Moreira said this prevents the
Central Bank from creating too much of an obstacle for WISePay, as
stopping mobile P2P transfers would be “disruptive”.


Mobile money

Voila became the first telecom
operator to submit its ‘Letter of Intent to Compete’ for the Haiti
mobile money initiative at the end of September.

The $10m incentive scheme, launched
in June, promises $2.5m to the first company to launch a mobile
money service that meets certain criteria by 10 December.
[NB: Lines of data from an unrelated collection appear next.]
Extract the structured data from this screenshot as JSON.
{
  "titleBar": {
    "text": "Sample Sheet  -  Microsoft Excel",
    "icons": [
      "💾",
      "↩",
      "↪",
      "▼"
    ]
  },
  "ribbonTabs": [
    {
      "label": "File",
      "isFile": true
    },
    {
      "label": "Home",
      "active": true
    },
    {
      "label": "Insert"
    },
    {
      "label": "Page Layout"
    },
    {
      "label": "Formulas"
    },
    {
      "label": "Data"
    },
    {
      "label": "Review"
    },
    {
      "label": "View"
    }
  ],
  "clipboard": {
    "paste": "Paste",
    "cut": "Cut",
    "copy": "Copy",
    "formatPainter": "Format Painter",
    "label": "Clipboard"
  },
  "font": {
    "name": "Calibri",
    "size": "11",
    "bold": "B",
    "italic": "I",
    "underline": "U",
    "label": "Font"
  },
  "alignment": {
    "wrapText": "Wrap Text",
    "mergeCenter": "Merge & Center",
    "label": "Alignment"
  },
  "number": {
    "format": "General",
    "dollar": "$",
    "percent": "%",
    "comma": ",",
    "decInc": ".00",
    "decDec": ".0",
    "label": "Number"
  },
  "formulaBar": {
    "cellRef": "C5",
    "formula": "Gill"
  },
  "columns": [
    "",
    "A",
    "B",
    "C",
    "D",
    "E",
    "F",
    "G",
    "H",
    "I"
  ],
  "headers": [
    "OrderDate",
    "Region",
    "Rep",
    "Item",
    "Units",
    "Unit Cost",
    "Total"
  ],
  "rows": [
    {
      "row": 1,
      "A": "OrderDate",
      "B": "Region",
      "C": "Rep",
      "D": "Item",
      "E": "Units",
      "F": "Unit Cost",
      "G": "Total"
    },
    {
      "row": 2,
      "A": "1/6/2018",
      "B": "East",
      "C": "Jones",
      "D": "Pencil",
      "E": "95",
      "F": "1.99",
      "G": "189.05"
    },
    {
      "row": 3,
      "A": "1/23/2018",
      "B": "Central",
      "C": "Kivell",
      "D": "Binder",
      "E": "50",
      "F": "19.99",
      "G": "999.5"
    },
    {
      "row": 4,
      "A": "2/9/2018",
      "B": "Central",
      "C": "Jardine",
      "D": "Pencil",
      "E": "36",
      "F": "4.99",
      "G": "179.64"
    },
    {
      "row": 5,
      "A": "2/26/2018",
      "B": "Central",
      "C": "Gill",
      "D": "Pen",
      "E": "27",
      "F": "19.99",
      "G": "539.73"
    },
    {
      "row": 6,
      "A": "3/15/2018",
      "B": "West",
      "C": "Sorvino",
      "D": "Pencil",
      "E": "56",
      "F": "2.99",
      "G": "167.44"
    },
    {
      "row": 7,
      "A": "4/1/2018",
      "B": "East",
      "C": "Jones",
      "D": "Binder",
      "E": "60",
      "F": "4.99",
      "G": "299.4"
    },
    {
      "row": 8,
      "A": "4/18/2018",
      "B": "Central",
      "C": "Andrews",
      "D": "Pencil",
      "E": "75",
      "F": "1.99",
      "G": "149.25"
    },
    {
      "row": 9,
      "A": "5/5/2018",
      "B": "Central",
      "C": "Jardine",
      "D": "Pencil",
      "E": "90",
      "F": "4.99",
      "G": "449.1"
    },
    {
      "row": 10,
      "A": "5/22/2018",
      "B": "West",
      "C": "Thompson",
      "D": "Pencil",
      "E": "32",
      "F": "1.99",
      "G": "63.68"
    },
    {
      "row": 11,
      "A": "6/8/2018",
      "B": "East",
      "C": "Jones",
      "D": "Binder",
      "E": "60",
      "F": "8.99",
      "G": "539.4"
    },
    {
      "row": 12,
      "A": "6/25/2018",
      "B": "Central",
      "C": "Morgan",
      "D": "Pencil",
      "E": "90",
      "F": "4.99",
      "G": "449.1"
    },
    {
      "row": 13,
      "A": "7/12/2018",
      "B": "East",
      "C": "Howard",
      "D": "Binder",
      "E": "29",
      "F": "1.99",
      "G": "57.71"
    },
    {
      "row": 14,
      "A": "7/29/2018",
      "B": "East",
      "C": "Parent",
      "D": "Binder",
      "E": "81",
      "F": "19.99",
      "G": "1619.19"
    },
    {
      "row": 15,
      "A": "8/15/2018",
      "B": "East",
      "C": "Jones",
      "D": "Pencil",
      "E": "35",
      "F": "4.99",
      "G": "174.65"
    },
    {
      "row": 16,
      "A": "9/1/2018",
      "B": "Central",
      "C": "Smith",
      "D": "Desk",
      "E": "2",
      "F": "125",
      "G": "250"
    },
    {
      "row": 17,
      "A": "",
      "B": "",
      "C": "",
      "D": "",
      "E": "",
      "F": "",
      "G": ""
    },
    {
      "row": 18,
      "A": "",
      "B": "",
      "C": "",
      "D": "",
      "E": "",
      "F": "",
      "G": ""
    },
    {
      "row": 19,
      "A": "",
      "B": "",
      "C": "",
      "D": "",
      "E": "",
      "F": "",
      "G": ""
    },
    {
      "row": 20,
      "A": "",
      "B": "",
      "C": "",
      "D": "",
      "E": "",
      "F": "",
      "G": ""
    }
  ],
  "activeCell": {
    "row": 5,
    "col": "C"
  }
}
The
second operator to launch and achieve the same criteria within 12
months will receive $1.5m. Depending on the outcome of further
talks with the Central Bank, Bruno said the 10 December deadline
may be pushed back to allow companies more time to comply.

In order for a company to become
eligible for the funding it must:

  • Receive authorisation from
    the Central Bank;
  • Publicly launch the mobile
    money service;
  • Generate at least 100 new
    agent locations; and
  • At least 100 transactions in
    each agent location must take place.

Most people involved with mobile
money services in Haiti agreed the incentive scheme positively
encouraged the progress of electronic payments in the country, but
Liautaud is concerned that by actively promoting a race for
investments, the industry has to be mindful of those companies
looking to cut corners.

“We have seen a bunch of
individuals turning up in Haiti wanting to get involved with mobile
money who lack experience but want to find out how much of the $10m
they can get,” he said.

The feedback from the t-cash mobile
money service has proved popular. While no statistical evidence was
gathered, both Voila and Mercy Corps claim people in Haiti have
fully embraced their mobile wallets and are showing an interest in
further financial services. They are no longer just looking to cash
out the funds stored on their mobiles; they are using the money to
pay for goods and services and transfer to their families around
the country.

Mobile money in Haiti will set an
economic foundation that is inclusive and accessible for the
majority of the population. It has eased aid during a traumatic
period in Haiti’s history, and people’s readiness for the
technology has surprised both telecom operators and NGOs alike.

The roll out of mobile money, however, is not as clear cut. As
the concept of the mobile wallet is so new to Haiti, the Central
Bank is demanding control. The expected public launch of t-cash
this month may be optimistic as tensions over regulation seem a
long way from becoming resolved. When harmony finally breaks out
between the two parties, mobile money services in Haiti look set to